I've never worked at a place where management told me I had to run Microsoft products. Probably because when they start I just tell them that if they would prefer to do my job I will simply step aside and let them.

Now that said I'm also not one of these idiots who tell grumbles and complains every time Microsoft is mentioned. I do whats best to suit the needs of the business I work for. I leave my personal feelings and agendas at the door.

Just for the record I don't take offense at what you said. I merely wanted to give another side because even my experience isn't shared by all.

Reply Parent Score: 2

lemur2 Member since:
2007-02-17

I take issue with the Microsoft loving powers that be statement. As a network administrator for a business I'm not a Microsoft loving person (more like hating), but as it stands many of the Government websites we have to use are IE only. I also have an internal program that requires IE. The program itself is really good, but the IE requirement sucks and I've told them that much. Another factor for us corporate types is that we like to control the entire network from our desktop. I can do this with IE

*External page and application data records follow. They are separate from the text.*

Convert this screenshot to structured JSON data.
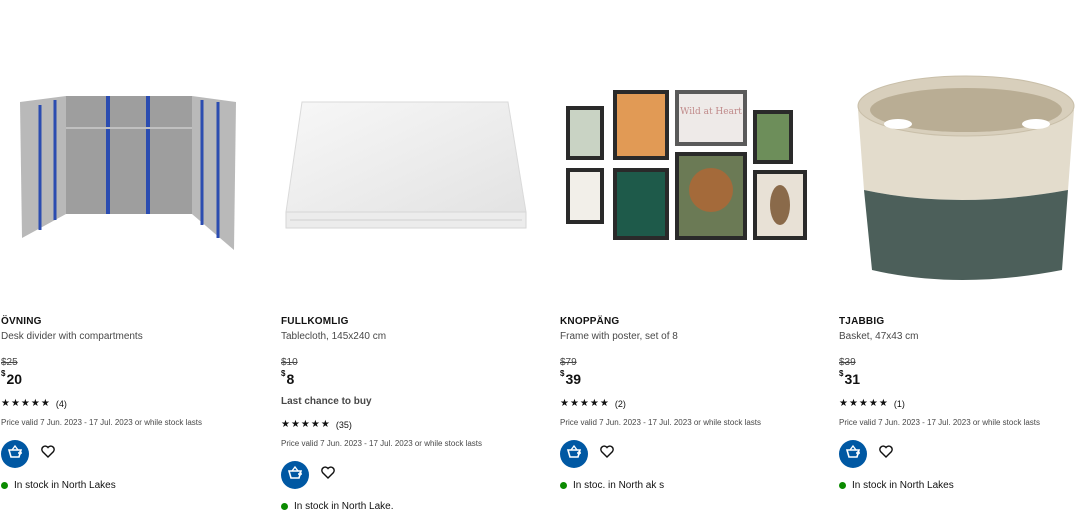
{
  "products": [
    {
      "name": "ÖVNING",
      "description": "Desk divider with compartments",
      "old_price": "$25",
      "currency": "$",
      "price": "20",
      "rating_count": "(4)",
      "validity": "Price valid 7 Jun. 2023 - 17 Jul. 2023 or while stock lasts",
      "stock": "In stock in North Lakes",
      "image_icon": "desk-divider-image"
    },
    {
      "name": "FULLKOMLIG",
      "description": "Tablecloth, 145x240 cm",
      "old_price": "$10",
      "currency": "$",
      "price": "8",
      "badge": "Last chance to buy",
      "rating_count": "(35)",
      "validity": "Price valid 7 Jun. 2023 - 17 Jul. 2023 or while stock lasts",
      "stock": "In stock in North Lake.",
      "image_icon": "tablecloth-image"
    },
    {
      "name": "KNOPPÄNG",
      "description": "Frame with poster, set of 8",
      "old_price": "$79",
      "currency": "$",
      "price": "39",
      "rating_count": "(2)",
      "validity": "Price valid 7 Jun. 2023 - 17 Jul. 2023 or while stock lasts",
      "stock": "In stoc. in North ak s",
      "image_icon": "poster-frames-image",
      "poster_text": "Wild at Heart"
    },
    {
      "name": "TJABBIG",
      "description": "Basket, 47x43 cm",
      "old_price": "$39",
      "currency": "$",
      "price": "31",
      "rating_count": "(1)",
      "validity": "Price valid 7 Jun. 2023 - 17 Jul. 2023 or while stock lasts",
      "stock": "In stock in North Lakes",
      "image_icon": "basket-image"
    }
  ],
  "colors": {
    "accent": "#0058a3",
    "in_stock": "#0a8a00"
  },
  "icons": {
    "cart": "add-to-cart-icon",
    "favourite": "heart-icon",
    "star": "star-icon"
  }
}
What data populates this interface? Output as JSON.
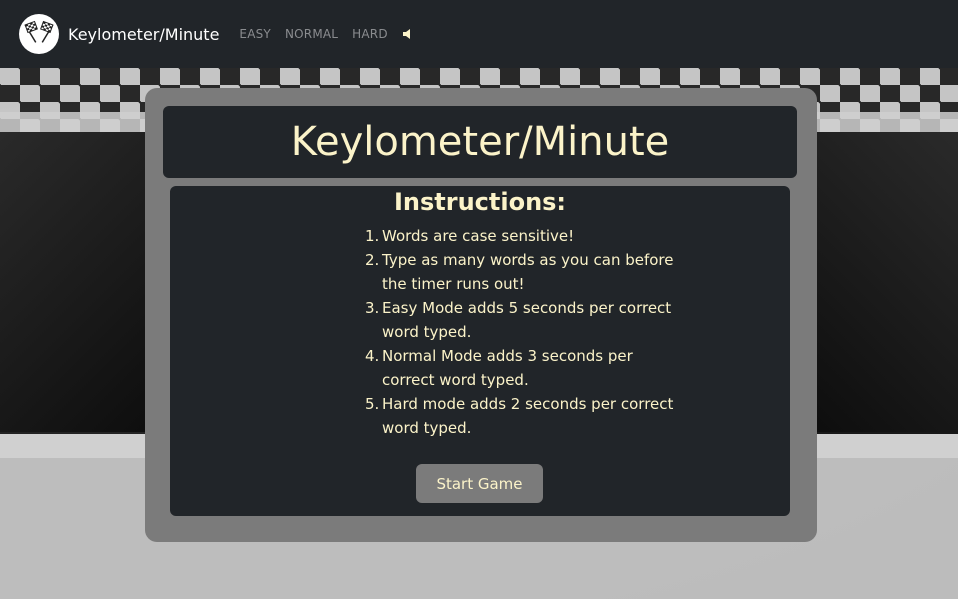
{
  "navbar": {
    "brand": "Keylometer/Minute",
    "links": [
      "EASY",
      "NORMAL",
      "HARD"
    ],
    "logo_icon": "checkered-flags-icon",
    "sound_icon": "speaker-icon"
  },
  "main": {
    "title": "Keylometer/Minute",
    "instructions_heading": "Instructions:",
    "items": [
      {
        "num": "1.",
        "text": "Words are case sensitive!"
      },
      {
        "num": "2.",
        "text": "Type as many words as you can before the timer runs out!"
      },
      {
        "num": "3.",
        "text": "Easy Mode adds 5 seconds per correct word typed."
      },
      {
        "num": "4.",
        "text": "Normal Mode adds 3 seconds per correct word typed."
      },
      {
        "num": "5.",
        "text": "Hard mode adds 2 seconds per correct word typed."
      }
    ],
    "start_button": "Start Game"
  },
  "colors": {
    "accent_text": "#fbf3c9",
    "panel": "#212529",
    "card": "#7b7b7b"
  }
}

None of these considerations would prevent you, as a network administartor, from installing the Google Chome Frame plugin for IE on all of the machines on your network. It won't intefere with their operation on IE only sites, but it will allow all your machines to correctly render W3C-compliant sites (unlike IE alone can do).

Google Chome Frame will let you retain IE on all your machines, keep compliance with those websites and applications that you mention, yet still give you a browser for all your users that can get 100/100 on acid3 complaince tests.

Where is the downside for you to install Google Chome Frame for your users?

Reply Parent Score: 2

systyrant Member since:
2007-01-18

Consider this then. Every piece of software you add to a computer adds another potential door for hackers to get through. While I have considerably more trust in Google's code than I do Microsoft's I'm still not going to load it up on every computer just so they can render the Acid 3 test correctly. Until some real benefit pops up I'm not going to install it at all. We restrict web access here anyways so probably the sites they want to see are blocked to begin with.

Reply Parent Score: 2